“Beloved, I urge you as sojourners and exiles to abstain from the passions of the flesh, which wage war against your soul.” (1 Peter 2:11).
Peter was speaking to Christians who were literally “strangers and pilgrims” in the lands in which they lived. The expression he uses in 1 Peter 1:1 is that they were the “elect exiles of the Dispersion.” This could mean that they were converts of the Greek speaking Jewish people living outside their homeland or it could be figurative of Christians and our relationship to the world.
As Christians we are in the world but not of the world.
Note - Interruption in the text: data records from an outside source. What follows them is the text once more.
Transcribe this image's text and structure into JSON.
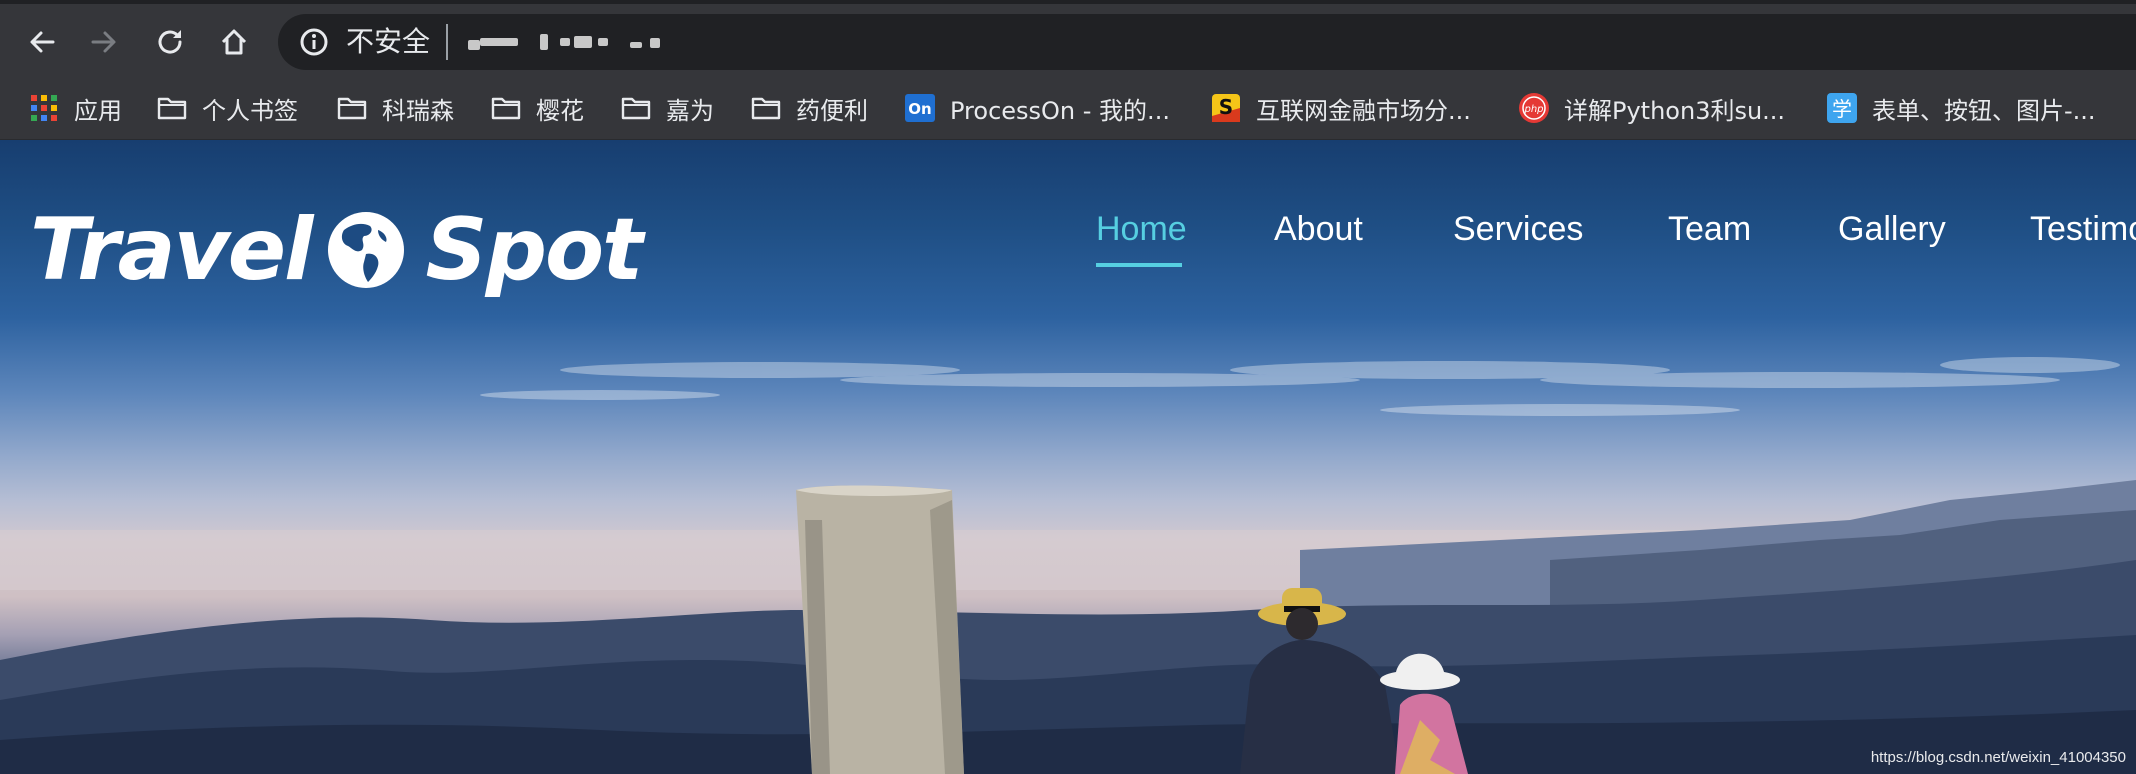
{
  "browser": {
    "security_label": "不安全",
    "icons": [
      "back-arrow-icon",
      "forward-arrow-icon",
      "reload-icon",
      "home-icon",
      "info-icon"
    ]
  },
  "bookmarks": [
    {
      "label": "应用",
      "icon": "apps-grid-icon"
    },
    {
      "label": "个人书签",
      "icon": "folder-icon"
    },
    {
      "label": "科瑞森",
      "icon": "folder-icon"
    },
    {
      "label": "樱花",
      "icon": "folder-icon"
    },
    {
      "label": "嘉为",
      "icon": "folder-icon"
    },
    {
      "label": "药便利",
      "icon": "folder-icon"
    },
    {
      "label": "ProcessOn - 我的...",
      "icon": "processon-icon"
    },
    {
      "label": "互联网金融市场分...",
      "icon": "s-site-icon"
    },
    {
      "label": "详解Python3利su...",
      "icon": "php-icon"
    },
    {
      "label": "表单、按钮、图片-...",
      "icon": "xue-icon"
    }
  ],
  "site": {
    "logo_left": "Travel",
    "logo_right": "Spot",
    "nav": [
      {
        "label": "Home",
        "active": true
      },
      {
        "label": "About",
        "active": false
      },
      {
        "label": "Services",
        "active": false
      },
      {
        "label": "Team",
        "active": false
      },
      {
        "label": "Gallery",
        "active": false
      },
      {
        "label": "Testimo",
        "active": false
      }
    ],
    "accent_color": "#56cfe1"
  },
  "watermark": "https://blog.csdn.net/weixin_41004350"
}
Our citizenship is in heaven, (Philippians 3:20), that is, we are citizens of the heavenly kingdom – the kingdom that is not of this world (John 18:36). When we speak of the world as here we are not talking about the material creation, but the order or system of things as men have arranged them according to their wisdom and wishes.
We should be like Abraham of old, who when God told him to “Go from your country and your kindred and your father’s house to the land that I will show you,” went without questioning and disputing God’s command. We are told in the book of Hebrews (11:8) that he “went out, not knowing where he was going.” He went at God’s word because “…he was looking forward to the city that has foundations, whose designer and builder is God.”
Again, of Abraham, Sarah and other of the patriarchs it is said…
“These all died in faith, not having received the things promised, but having seen them and greeted them from afar, and having acknowledged that they were strangers and exiles on the earth. For people who speak thus make it clear that they are seeking a homeland.” (Hebrews 11:13-14).
Even though Abraham lived in the land God had promised to give to him and his descendants, he still lived as a stranger and an exile. He and the other faithful ones of old realized that God had something better than earthly real estate for them… “he has prepared for them a city.” (Hebrews 11:15-16).
Abraham’s descendants would only possess the land when they had become a nation strong enough to conquer and defend it. God warned them of the danger of becoming too comfortable in this good land He was giving them.
“And when the Lord your God brings you into the land that he swore to your fathers, to Abraham, to Isaac, and to Jacob, to give you—with great and good cities that you did not build, and houses full of all good things that you did not fill, and cisterns that you did not dig, and vineyards and olive trees that you did not plant—and when you eat and are full, then take care lest you forget the Lord, who brought you out of the land of Egypt, out of the house of slavery.” (Deuteronomy 6:10-12).
The danger of living as citizens of this world – and loving it – is that we will become comfortable and complacent. When we think that we have everything we need in this world there is no desire for anything better. There is little, if any thought given to what God has in store for us. We need to realize that whatever we have in this world and whatever we desire is “passing away” along with the world-order that men have created. (1 John 2:15-17).
It is not the place of the Christian to become entangled with the affairs of this world. There are some who are so concerned and partisan in politics that they become almost beside themselves if anyone disagrees with them. Sometimes they say and do things that are totally unbecoming to a Christian. Should we be more concerned with what happens in this world than with the kingdom of heaven to which the Christian properly belongs?
How does God want His people to live in this world? If we are sojourners and exiles in this world, do we owe anything to it? Why not just withdraw from the present world and start exclusive enclaves totally separate from the world?
Would the responsibility of Christians be that much different today from that of the Jews who went into exile in Babylon? The prophet Jeremiah addresses them as to what God expected of them when they were in a foreign land.
“But seek the welfare of the city where I have sent you into exile, and pray to the Lord on its behalf, for in its welfare you will find your welfare.” (Jeremiah 29:7).
As the spiritual descendants of Abraham through Jesus Christ, we are to be a blessing to every nation wherever we live and have the ability to do good. We are to do good even to those who hate us.
“Bless those who persecute you; bless and do not curse them.” (Romans 12:14).
While we may be “just-a-passing through” this vale of tears and sorrows, we are to be active in the Lord’s work. We are to be to the world as light, radiating the glory of God to the whole creation. We are to be as salt, acting as a preservative agent in a corrupt society. We may not belong to this world, but we have a lifetime of work to do while we are here.